Lt. Joseph Giambrone of the Chicago Police Department joined officers from New York City, Fort Worth, Texas, and other locations as part of the Brotherhood for the Fallen, a group that provides support for the families of those killed in the line of duty.

“These officers pay the ultimate price for the freedom, for the country, for the members of society that will be the first ones to spit at them and speak ill of them,”
Giambrone said, as he stood in line to pay his respects Wednesday. “That they will stand there and defend them to their dying breath, that’s why we’re here for them.”

A line of people wait to enter DC Everhest High School for the visitation Tuesday, March 28, for Everest Metro Police Det. Jason Weiland.
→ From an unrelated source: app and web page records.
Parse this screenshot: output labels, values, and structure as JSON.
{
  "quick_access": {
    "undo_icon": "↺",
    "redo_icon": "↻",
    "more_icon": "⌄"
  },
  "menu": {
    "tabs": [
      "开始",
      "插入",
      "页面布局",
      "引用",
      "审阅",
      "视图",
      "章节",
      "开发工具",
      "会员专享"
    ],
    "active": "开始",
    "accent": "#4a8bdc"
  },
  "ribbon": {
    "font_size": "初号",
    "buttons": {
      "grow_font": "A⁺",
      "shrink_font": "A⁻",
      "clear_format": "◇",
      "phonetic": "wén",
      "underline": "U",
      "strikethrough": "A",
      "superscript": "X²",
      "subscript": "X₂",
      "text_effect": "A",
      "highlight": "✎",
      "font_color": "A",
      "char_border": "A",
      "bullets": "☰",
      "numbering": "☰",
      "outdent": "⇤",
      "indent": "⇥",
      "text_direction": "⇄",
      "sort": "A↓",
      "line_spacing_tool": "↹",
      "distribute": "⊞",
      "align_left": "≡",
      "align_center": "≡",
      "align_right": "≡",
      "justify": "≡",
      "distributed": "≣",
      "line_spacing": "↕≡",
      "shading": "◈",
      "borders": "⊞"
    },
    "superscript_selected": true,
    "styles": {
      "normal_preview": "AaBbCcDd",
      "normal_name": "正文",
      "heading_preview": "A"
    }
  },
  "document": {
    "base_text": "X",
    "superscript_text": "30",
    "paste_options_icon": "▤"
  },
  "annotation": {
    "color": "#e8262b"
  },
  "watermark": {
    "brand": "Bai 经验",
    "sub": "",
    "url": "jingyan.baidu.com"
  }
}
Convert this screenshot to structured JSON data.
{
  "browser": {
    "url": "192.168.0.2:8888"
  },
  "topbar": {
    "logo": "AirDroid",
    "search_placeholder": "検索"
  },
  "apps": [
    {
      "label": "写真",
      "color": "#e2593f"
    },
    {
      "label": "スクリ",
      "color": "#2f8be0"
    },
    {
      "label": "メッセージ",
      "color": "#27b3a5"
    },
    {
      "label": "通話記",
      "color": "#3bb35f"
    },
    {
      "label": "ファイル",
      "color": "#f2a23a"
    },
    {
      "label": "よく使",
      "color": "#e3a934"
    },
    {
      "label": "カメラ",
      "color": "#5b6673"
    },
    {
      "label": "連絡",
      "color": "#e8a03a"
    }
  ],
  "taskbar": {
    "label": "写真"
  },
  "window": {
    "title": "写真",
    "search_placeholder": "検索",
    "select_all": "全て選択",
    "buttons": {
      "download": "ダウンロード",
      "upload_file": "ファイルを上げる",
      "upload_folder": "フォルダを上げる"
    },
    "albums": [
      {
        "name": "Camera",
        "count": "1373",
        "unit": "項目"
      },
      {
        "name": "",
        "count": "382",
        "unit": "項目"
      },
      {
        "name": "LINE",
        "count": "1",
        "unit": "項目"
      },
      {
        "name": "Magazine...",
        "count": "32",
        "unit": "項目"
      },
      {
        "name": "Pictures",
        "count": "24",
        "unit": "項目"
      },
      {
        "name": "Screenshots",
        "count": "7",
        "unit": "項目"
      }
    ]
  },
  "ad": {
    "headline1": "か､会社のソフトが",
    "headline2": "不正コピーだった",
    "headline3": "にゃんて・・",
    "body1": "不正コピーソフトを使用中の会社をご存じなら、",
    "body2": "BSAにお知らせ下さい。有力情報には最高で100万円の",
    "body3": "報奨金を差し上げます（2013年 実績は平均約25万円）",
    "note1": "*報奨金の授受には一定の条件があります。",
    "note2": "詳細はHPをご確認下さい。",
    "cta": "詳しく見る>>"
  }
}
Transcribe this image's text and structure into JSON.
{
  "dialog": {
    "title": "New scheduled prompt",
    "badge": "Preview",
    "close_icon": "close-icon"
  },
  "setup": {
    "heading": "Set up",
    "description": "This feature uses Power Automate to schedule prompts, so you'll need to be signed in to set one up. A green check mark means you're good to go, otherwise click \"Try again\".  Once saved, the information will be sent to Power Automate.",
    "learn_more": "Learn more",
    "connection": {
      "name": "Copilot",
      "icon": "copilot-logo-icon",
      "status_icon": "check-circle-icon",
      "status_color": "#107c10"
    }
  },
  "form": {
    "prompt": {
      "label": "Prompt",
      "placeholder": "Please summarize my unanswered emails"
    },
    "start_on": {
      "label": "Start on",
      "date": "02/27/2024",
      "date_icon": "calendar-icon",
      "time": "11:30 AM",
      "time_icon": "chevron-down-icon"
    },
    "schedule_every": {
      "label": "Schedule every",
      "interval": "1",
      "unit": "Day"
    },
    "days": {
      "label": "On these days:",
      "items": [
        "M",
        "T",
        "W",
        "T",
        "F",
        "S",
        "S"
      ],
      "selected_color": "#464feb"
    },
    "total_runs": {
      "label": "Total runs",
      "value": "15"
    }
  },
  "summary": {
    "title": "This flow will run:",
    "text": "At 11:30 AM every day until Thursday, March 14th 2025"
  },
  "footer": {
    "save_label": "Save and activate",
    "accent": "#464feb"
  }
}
Glen Moberg/WPR

At the service at DC Everest High School, Weiland’s young daughter Anna thanked the law enforcement officers who were there for “protecting our country” and added, “that is just what my dad did.”

His longtime friend Wausau Police Capt. Greg Hagenbucher spoke about Weiland’s sense of humor.

“Jason, I miss you. You have graced my life more than you’ll ever know,” Hagenbucher said. “I love you. God bless our hero.”

Many at the service wore Green Bay Packers jerseys adorned with Weiland’s name and badge number, including Nate Owen, Weiland’s former roommate.

“He’s one of my best friends,” Owen said, choking back tears. The outpouring of support following the death of his longtime friend was gratifying, he said.

“It’s absolutely amazing,” Owen said, “Just the love that everyone is showing for my fallen friend. It’s just really remarkable.”

That afternoon, a slow moving procession of squad cars stretched for more than 2 miles. For those affected by the shooting, and the officers who serve them, there are still more miles to travel.